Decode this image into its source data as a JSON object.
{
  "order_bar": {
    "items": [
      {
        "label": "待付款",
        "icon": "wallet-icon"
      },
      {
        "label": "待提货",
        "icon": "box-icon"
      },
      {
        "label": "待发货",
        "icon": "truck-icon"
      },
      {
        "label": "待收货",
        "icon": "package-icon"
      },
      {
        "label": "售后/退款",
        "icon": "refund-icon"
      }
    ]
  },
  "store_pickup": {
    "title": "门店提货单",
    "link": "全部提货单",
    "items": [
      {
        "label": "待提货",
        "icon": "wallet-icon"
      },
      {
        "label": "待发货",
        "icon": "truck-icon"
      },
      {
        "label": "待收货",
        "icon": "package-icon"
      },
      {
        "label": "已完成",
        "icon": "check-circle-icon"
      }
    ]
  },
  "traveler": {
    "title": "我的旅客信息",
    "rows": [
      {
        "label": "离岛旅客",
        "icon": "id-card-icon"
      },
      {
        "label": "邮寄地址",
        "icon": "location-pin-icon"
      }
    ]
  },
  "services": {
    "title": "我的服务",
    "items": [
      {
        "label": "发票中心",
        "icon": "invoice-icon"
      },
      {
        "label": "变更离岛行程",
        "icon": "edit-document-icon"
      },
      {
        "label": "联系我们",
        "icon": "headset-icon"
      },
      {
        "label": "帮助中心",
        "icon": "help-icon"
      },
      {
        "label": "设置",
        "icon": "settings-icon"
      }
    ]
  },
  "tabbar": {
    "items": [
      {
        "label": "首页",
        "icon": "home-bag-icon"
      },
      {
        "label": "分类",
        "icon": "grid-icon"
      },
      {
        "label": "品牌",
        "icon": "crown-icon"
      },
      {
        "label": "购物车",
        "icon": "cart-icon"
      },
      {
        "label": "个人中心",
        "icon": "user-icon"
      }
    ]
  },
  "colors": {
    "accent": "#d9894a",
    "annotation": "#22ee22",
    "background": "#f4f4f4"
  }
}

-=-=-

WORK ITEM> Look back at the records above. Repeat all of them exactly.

ANSWER TO THIS TASK>
Decode this image into its source data as a JSON object.
{
  "order_bar": {
    "items": [
      {
        "label": "待付款",
        "icon": "wallet-icon"
      },
      {
        "label": "待提货",
        "icon": "box-icon"
      },
      {
        "label": "待发货",
        "icon": "truck-icon"
      },
      {
        "label": "待收货",
        "icon": "package-icon"
      },
      {
        "label": "售后/退款",
        "icon": "refund-icon"
      }
    ]
  },
  "store_pickup": {
    "title": "门店提货单",
    "link": "全部提货单",
    "items": [
      {
        "label": "待提货",
        "icon": "wallet-icon"
      },
      {
        "label": "待发货",
        "icon": "truck-icon"
      },
      {
        "label": "待收货",
        "icon": "package-icon"
      },
      {
        "label": "已完成",
        "icon": "check-circle-icon"
      }
    ]
  },
  "traveler": {
    "title": "我的旅客信息",
    "rows": [
      {
        "label": "离岛旅客",
        "icon": "id-card-icon"
      },
      {
        "label": "邮寄地址",
        "icon": "location-pin-icon"
      }
    ]
  },
  "services": {
    "title": "我的服务",
    "items": [
      {
        "label": "发票中心",
        "icon": "invoice-icon"
      },
      {
        "label": "变更离岛行程",
        "icon": "edit-document-icon"
      },
      {
        "label": "联系我们",
        "icon": "headset-icon"
      },
      {
        "label": "帮助中心",
        "icon": "help-icon"
      },
      {
        "label": "设置",
        "icon": "settings-icon"
      }
    ]
  },
  "tabbar": {
    "items": [
      {
        "label": "首页",
        "icon": "home-bag-icon"
      },
      {
        "label": "分类",
        "icon": "grid-icon"
      },
      {
        "label": "品牌",
        "icon": "crown-icon"
      },
      {
        "label": "购物车",
        "icon": "cart-icon"
      },
      {
        "label": "个人中心",
        "icon": "user-icon"
      }
    ]
  },
  "colors": {
    "accent": "#d9894a",
    "annotation": "#22ee22",
    "background": "#f4f4f4"
  }
}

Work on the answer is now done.